Provided records>
☆ ☆ ☆ ☆ ☆

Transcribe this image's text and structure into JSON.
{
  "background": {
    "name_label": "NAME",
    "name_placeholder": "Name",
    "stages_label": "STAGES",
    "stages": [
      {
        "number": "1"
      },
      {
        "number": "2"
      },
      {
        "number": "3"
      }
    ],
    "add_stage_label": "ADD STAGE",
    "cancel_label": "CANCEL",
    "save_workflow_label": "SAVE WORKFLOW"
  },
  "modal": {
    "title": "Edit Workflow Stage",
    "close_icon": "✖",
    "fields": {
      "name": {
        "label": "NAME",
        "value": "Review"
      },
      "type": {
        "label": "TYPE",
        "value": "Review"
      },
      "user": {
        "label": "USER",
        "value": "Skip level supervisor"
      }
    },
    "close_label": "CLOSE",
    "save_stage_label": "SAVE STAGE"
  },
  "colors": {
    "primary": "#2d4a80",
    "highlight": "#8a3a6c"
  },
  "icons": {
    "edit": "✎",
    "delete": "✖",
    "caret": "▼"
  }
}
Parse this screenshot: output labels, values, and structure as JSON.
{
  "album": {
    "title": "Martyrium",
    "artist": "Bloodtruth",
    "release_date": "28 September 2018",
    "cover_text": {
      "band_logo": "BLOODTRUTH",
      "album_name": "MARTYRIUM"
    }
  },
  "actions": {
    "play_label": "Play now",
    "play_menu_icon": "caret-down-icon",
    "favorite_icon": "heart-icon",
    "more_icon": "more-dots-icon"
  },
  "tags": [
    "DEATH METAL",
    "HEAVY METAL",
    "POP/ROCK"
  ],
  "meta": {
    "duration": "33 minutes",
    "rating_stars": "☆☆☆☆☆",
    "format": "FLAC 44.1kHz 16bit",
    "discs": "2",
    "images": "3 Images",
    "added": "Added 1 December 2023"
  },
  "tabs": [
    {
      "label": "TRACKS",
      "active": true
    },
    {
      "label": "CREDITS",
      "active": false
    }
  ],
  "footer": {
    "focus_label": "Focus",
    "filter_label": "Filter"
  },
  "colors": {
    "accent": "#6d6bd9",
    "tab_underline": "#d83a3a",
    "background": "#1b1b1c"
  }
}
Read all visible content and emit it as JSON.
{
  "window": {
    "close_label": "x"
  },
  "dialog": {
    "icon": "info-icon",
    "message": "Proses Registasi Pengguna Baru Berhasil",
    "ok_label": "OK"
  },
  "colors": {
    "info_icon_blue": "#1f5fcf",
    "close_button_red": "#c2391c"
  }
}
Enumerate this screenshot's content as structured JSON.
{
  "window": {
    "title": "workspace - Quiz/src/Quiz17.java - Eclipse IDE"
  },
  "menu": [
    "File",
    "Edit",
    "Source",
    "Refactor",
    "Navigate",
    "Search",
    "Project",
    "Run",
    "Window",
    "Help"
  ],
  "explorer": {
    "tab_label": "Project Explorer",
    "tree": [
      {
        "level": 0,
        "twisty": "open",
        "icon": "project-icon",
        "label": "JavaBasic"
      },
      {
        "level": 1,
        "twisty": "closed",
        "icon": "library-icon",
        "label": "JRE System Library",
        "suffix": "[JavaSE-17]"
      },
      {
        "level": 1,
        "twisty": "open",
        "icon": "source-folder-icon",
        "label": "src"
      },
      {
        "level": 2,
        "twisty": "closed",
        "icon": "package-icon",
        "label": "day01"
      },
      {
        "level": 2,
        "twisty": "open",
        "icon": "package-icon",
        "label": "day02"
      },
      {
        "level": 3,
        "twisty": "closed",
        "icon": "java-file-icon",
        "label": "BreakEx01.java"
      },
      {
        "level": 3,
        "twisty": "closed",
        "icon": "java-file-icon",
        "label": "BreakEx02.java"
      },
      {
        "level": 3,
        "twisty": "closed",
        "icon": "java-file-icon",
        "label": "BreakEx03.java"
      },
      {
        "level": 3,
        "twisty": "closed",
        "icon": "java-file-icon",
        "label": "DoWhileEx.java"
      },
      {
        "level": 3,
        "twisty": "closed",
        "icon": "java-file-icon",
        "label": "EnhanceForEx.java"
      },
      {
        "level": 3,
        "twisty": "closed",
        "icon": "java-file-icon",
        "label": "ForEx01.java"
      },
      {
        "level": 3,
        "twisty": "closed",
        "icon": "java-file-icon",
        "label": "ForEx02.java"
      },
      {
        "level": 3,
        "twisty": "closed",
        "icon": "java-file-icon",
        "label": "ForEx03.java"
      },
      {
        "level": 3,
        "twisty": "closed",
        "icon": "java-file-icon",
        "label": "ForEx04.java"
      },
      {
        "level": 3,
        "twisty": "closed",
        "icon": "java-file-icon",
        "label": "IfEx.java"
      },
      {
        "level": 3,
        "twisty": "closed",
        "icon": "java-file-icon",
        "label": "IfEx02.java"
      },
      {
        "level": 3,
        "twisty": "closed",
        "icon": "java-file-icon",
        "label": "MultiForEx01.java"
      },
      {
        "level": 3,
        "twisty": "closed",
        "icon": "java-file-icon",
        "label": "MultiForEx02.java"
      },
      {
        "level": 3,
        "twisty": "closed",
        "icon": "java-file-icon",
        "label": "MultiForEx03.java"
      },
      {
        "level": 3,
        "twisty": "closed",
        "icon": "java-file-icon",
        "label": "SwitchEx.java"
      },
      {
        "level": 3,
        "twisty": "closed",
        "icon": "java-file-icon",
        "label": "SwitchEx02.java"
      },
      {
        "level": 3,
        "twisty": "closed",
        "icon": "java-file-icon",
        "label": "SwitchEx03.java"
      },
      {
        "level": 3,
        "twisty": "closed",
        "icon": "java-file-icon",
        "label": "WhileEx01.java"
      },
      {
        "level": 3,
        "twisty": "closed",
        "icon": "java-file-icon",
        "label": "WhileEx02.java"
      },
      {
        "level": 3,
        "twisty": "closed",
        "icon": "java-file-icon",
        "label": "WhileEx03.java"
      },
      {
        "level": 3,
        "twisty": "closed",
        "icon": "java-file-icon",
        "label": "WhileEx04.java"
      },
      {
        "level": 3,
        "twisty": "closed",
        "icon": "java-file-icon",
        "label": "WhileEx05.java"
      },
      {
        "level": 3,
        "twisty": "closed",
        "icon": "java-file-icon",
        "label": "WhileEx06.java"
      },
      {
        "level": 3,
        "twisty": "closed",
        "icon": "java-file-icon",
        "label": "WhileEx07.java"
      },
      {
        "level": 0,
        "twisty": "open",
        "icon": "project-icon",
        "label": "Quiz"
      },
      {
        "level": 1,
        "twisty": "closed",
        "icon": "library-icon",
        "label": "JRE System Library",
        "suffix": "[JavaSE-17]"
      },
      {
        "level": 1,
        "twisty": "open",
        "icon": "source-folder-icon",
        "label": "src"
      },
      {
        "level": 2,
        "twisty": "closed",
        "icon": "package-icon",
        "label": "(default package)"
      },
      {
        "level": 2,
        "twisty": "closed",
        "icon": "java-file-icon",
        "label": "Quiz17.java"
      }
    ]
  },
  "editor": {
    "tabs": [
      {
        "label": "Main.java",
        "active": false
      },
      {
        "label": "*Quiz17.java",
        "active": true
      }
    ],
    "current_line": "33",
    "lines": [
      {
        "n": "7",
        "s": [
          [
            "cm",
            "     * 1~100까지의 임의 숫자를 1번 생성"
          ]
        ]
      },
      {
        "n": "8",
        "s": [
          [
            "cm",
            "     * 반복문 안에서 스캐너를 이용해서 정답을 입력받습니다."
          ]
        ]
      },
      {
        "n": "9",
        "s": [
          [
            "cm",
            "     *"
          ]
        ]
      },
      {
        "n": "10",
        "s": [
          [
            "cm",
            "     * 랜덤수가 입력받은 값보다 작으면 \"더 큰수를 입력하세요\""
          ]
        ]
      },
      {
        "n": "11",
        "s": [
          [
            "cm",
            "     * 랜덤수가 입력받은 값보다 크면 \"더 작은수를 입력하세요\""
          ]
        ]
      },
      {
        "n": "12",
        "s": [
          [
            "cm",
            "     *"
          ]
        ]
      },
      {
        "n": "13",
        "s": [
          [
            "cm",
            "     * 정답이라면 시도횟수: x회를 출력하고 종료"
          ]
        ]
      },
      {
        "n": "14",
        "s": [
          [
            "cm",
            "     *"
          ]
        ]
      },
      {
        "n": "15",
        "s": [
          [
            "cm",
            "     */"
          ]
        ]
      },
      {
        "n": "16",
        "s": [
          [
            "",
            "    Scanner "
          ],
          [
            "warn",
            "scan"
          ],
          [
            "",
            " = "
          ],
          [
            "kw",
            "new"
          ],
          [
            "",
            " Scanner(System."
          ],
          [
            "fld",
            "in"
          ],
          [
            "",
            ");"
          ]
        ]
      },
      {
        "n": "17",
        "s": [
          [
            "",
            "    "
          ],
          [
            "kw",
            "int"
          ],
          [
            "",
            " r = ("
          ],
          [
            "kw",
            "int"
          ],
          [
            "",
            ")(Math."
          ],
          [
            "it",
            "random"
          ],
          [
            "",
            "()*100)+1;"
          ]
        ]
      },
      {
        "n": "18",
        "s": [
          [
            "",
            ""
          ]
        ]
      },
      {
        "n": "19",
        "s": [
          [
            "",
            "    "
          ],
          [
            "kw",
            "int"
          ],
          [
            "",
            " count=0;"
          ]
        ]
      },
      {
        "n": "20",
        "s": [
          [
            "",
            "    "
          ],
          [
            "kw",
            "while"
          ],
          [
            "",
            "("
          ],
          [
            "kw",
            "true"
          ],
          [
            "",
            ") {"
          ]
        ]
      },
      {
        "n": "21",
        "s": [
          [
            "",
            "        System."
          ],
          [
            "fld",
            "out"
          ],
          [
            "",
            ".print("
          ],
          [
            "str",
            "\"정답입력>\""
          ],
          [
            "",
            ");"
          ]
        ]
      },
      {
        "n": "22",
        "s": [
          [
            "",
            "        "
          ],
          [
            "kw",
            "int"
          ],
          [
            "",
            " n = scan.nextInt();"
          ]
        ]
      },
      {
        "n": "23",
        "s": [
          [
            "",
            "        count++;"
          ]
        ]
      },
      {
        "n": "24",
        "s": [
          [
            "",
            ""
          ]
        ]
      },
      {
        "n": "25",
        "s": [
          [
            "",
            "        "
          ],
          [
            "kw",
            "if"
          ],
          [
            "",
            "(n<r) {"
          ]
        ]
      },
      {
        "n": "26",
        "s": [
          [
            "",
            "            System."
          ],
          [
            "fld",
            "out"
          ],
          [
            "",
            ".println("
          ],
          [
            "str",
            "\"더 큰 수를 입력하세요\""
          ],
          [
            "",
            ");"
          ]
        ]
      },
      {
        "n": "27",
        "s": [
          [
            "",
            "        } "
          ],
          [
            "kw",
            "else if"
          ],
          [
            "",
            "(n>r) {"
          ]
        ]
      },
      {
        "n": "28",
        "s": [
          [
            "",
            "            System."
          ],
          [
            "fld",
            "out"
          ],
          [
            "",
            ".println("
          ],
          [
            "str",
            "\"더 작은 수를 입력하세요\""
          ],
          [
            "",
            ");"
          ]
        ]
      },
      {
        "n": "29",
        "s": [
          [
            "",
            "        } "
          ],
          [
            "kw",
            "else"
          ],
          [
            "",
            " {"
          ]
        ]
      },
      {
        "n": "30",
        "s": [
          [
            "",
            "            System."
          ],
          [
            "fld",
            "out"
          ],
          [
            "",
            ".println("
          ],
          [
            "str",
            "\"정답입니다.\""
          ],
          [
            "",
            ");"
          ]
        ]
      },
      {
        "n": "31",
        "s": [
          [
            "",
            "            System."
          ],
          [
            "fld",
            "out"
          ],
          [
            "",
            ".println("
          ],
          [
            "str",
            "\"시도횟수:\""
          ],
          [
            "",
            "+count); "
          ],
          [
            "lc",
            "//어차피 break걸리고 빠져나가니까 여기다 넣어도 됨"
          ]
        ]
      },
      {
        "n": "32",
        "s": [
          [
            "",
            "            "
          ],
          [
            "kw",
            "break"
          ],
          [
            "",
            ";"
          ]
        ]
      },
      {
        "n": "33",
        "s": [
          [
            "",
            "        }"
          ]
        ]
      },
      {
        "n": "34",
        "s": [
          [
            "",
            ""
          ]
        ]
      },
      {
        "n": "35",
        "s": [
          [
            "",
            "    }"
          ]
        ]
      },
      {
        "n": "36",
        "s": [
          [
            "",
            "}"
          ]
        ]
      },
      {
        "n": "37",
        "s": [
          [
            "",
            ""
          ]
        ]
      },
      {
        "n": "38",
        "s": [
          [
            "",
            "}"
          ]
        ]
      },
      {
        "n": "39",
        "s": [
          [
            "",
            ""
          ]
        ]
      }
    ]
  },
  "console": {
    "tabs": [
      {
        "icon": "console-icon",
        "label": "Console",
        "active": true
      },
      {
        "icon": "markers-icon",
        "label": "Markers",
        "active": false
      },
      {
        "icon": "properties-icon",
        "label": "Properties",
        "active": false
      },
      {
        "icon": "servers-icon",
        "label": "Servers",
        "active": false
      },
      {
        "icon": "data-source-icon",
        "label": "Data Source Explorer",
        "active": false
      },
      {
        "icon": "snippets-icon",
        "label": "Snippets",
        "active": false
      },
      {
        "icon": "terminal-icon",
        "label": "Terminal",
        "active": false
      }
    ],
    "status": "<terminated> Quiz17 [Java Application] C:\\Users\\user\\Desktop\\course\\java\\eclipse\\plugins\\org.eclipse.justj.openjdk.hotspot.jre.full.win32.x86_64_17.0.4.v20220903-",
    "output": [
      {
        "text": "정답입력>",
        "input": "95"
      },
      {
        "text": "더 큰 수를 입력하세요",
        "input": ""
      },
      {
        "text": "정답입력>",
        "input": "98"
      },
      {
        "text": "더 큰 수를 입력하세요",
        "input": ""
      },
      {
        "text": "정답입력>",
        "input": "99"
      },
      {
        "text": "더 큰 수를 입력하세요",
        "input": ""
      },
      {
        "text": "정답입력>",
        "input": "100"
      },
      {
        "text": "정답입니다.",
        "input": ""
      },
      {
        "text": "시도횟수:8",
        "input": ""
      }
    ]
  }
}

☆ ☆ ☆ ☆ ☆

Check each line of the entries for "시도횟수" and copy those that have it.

The completed task>
            "     * 정답이라면 시도횟수: x회를 출력하고 종료"
            "\"시도횟수:\""
        "text": "시도횟수:8",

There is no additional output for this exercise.